Another Snowden Lesson: People Are the Weak Security Link
There's a story that Edward Snowden successfully socially engineered other NSA employees into giving him their passwords.
Posted on November 8, 2013 at 1:06 PM
The response of the standard Mk1 government bureaucrat to this problem will be:
1, passwords will now be a minimum of 100characters and change weekly
2, users will be restricted to only a single document they are authorized to see. Any access to other documents will take 7levels of management approval
3, Users will not be allowed to talk to an other user about anything without written approval, minutes, 7levels of approval and a lawyer present

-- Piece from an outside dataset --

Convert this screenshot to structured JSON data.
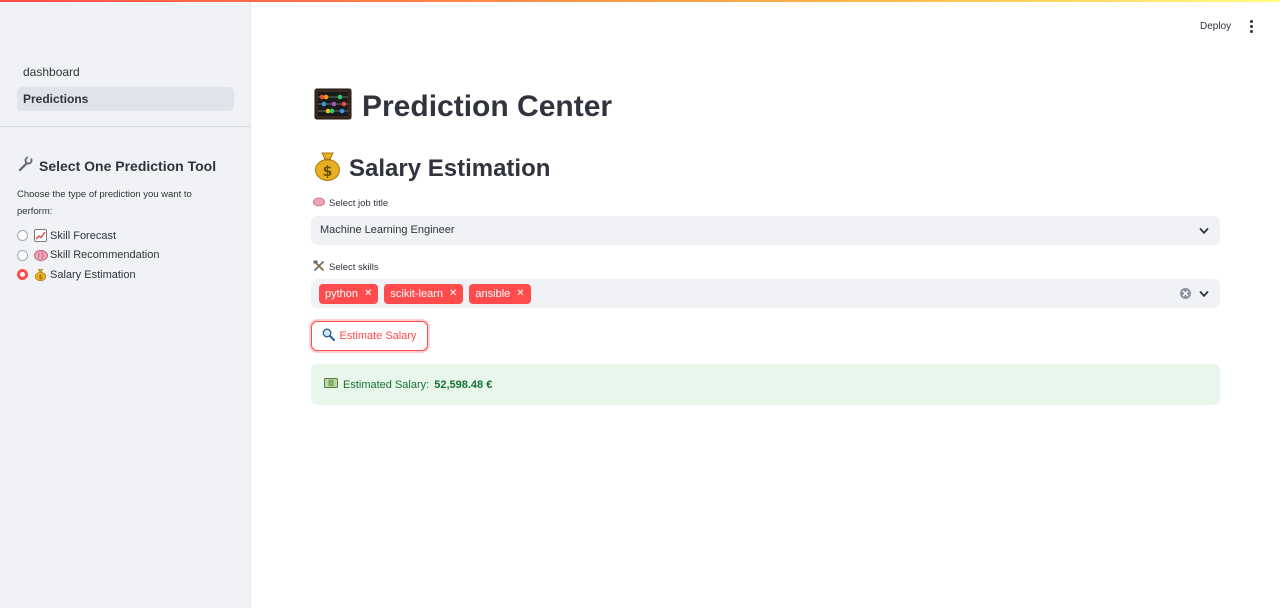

The result will be a screeching halt of any actual spying by these agencies, while at the same time a massive increase in perceived 'work'.

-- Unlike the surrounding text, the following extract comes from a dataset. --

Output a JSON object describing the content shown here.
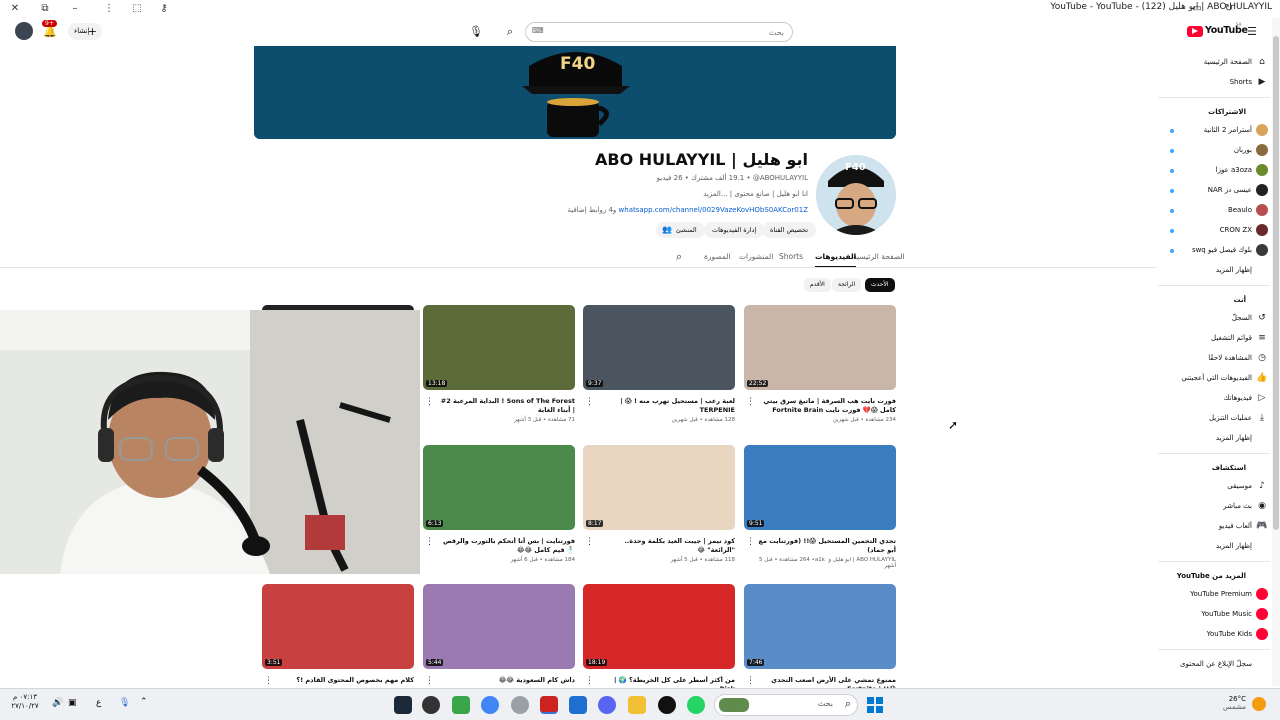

Victory all around!
@Man in Black - he was a sysadmin.
Your PC doesn't work, the sysadmin needs to fix it, he is standing next to you and asks you for your password.

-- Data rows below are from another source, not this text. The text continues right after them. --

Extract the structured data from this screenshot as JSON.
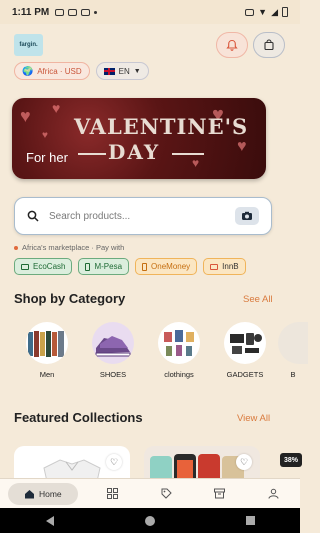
{
  "status_bar": {
    "time": "1:11 PM"
  },
  "header": {
    "logo_text": "fargin."
  },
  "region_pill": {
    "label": "Africa · USD"
  },
  "language_pill": {
    "label": "EN"
  },
  "banner": {
    "line1": "VALENTINE'S",
    "line2": "DAY",
    "tagline": "For her"
  },
  "search": {
    "placeholder": "Search products..."
  },
  "marketplace": {
    "text": "Africa's marketplace · Pay with"
  },
  "payments": [
    "EcoCash",
    "M-Pesa",
    "OneMoney",
    "InnB"
  ],
  "categories_section": {
    "title": "Shop by Category",
    "see_all": "See All"
  },
  "categories": [
    "Men",
    "SHOES",
    "clothings",
    "GADGETS",
    "B"
  ],
  "featured_section": {
    "title": "Featured Collections",
    "view_all": "View All"
  },
  "featured_badge": "38%",
  "bottom_nav": {
    "home": "Home"
  },
  "colors": {
    "accent": "#d97a3d",
    "background": "#f5ead9"
  }
}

A bunch of subcontractors are trying to make Server A work with database B and SAN C - they each need to be able to reset one of the other components.
If you work at the sort of place where you wouldn't give the admin the passwd in this circumstance - you probably work somewhere where nothing gets done.
@Man in Black - but remember this wasn't the NSA or any organisation with any sort of command structure.
It was an outsourced contract outfit who got the job because they had the lowest bid, whose employees know that to get the next contract they need to be cheaper next time and who frequently have to work with an ad-hoc arrangement of other contractors.
It's much harder to enforce high levels of security and accountability in these circumstances.
Photo of Bruce Schneier by Per Ervland.
Schneier on Security is a personal website. Opinions expressed are not necessarily those of IBM Resilient.